As much of Britain was within range of German bombers, the threat of air-raids on the towns and cities was very high.
The government minister in charge of air-raid precautions in 1939, Sir John Anderson, came up with the idea of people building small, corrugated iron structures in their back gardens so that families could quickly shelter from any bombing. They were: sunk slightly into the ground, shaped in a curve and were covered with soil. Inside was a bench-seat which could become a bed a night. One-and-a-half million of these Anderson shelters had been put up by September 1939 and they were given away free to those who earned below £5 per week. Conditions were cramped inside them however and many complained of being damp and uncomfortable in them during long, overnight raids.
There were indoor shelters available too. The Morrison shelter (named after the next home secretary, Herbert Morrison) was introduced in March 1941 and was like a large steel table, with wire mesh sides. Three people could climb under this structure during a raid and it was certainly warmer and drier than a visit to an Anderson shelter. Other families cleared their coal cellars or even sheltered in the cupboard under the stairs.

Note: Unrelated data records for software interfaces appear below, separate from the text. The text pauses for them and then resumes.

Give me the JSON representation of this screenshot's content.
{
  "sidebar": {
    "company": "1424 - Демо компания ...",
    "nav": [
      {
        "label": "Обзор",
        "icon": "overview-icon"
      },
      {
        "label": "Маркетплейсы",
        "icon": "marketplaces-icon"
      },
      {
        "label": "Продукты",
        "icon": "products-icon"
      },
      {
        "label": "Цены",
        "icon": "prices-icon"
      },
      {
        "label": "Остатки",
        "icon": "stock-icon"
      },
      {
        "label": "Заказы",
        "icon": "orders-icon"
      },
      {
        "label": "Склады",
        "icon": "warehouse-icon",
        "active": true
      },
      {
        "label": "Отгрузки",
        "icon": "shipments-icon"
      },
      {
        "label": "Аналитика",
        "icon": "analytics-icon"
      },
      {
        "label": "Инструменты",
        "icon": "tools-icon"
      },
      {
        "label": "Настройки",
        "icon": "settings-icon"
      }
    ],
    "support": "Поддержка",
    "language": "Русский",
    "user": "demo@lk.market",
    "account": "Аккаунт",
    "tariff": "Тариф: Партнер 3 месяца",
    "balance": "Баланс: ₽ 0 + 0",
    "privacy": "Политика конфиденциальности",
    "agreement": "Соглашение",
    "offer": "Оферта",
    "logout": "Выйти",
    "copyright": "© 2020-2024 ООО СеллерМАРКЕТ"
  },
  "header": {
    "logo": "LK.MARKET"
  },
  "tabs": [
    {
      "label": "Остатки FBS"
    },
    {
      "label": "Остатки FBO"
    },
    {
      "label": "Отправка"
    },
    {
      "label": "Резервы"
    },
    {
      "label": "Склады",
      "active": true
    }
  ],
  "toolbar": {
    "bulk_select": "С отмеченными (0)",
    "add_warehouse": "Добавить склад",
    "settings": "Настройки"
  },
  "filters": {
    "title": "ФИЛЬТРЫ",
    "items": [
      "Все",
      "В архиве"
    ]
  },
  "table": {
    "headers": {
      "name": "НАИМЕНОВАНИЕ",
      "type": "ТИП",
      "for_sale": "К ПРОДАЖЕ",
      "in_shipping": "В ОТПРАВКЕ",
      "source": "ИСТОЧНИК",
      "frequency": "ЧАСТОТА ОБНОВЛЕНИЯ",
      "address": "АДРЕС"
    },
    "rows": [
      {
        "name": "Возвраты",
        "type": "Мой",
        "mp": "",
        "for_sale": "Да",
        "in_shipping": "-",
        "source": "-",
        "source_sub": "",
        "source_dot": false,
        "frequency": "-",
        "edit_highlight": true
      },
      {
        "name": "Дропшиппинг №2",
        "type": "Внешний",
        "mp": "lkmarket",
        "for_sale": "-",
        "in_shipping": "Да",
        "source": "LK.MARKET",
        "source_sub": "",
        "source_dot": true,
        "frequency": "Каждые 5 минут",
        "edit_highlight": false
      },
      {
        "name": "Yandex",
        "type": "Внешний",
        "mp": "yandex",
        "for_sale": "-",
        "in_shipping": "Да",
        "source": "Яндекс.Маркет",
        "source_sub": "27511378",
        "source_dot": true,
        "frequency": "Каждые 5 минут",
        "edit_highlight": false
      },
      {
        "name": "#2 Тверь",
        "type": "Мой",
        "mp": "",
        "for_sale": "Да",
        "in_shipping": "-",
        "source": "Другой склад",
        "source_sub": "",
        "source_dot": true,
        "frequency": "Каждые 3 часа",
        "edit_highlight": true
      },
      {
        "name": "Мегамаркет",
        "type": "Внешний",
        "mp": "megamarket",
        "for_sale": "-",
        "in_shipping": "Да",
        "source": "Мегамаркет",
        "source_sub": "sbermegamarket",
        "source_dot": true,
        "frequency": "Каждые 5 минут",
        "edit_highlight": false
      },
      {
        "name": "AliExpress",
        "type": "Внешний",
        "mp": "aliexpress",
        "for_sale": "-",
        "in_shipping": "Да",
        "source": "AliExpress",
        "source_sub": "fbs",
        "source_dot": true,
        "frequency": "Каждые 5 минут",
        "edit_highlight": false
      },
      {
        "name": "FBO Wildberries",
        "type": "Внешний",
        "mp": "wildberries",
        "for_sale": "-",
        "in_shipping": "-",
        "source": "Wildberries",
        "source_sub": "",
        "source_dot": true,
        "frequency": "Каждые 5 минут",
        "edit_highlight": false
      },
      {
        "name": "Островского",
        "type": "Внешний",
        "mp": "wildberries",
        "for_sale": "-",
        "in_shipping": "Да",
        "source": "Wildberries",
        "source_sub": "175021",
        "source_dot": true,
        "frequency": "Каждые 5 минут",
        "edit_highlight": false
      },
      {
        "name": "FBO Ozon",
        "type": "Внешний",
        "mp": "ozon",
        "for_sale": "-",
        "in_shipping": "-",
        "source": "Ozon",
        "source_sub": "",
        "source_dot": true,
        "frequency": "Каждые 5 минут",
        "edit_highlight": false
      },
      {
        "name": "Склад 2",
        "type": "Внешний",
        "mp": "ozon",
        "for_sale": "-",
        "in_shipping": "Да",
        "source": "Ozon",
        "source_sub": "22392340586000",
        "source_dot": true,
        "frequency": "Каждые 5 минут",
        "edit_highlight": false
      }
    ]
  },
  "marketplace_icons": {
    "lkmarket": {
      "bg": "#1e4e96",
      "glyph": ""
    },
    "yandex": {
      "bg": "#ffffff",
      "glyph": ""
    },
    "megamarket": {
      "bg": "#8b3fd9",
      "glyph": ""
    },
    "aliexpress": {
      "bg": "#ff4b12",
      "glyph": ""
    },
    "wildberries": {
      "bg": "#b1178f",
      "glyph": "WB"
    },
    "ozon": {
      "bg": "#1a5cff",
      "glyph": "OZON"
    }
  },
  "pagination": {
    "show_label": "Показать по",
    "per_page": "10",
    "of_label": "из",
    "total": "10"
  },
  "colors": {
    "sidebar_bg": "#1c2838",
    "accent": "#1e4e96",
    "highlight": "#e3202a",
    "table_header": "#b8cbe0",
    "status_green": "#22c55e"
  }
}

For people away from their homes, the authorities created public shelters:
Sandbags were piled around the doors and entrances of shelters to prevent damage from bomb blasts.
A loud air-raid siren would sound when German bombers were approaching and Air Raid Precaution (ARP) wardens would help people take cover until the ‘All Clear’ was given.
Many people got so of tired of repeatedly interrupting their sleep to go back and forth to the shelters during the Blitz that they virtually took up residence in them. They brought: sandwiches, thermos flasks, pillows and blankets with them.
Inside the shelters, families would listen to the bangs, hoping that their houses had not been hit and that no one they knew had been killed or injured. To keep themselves cheerful, people: told jokes, listened to stories, played card games or sang songs.
World War II >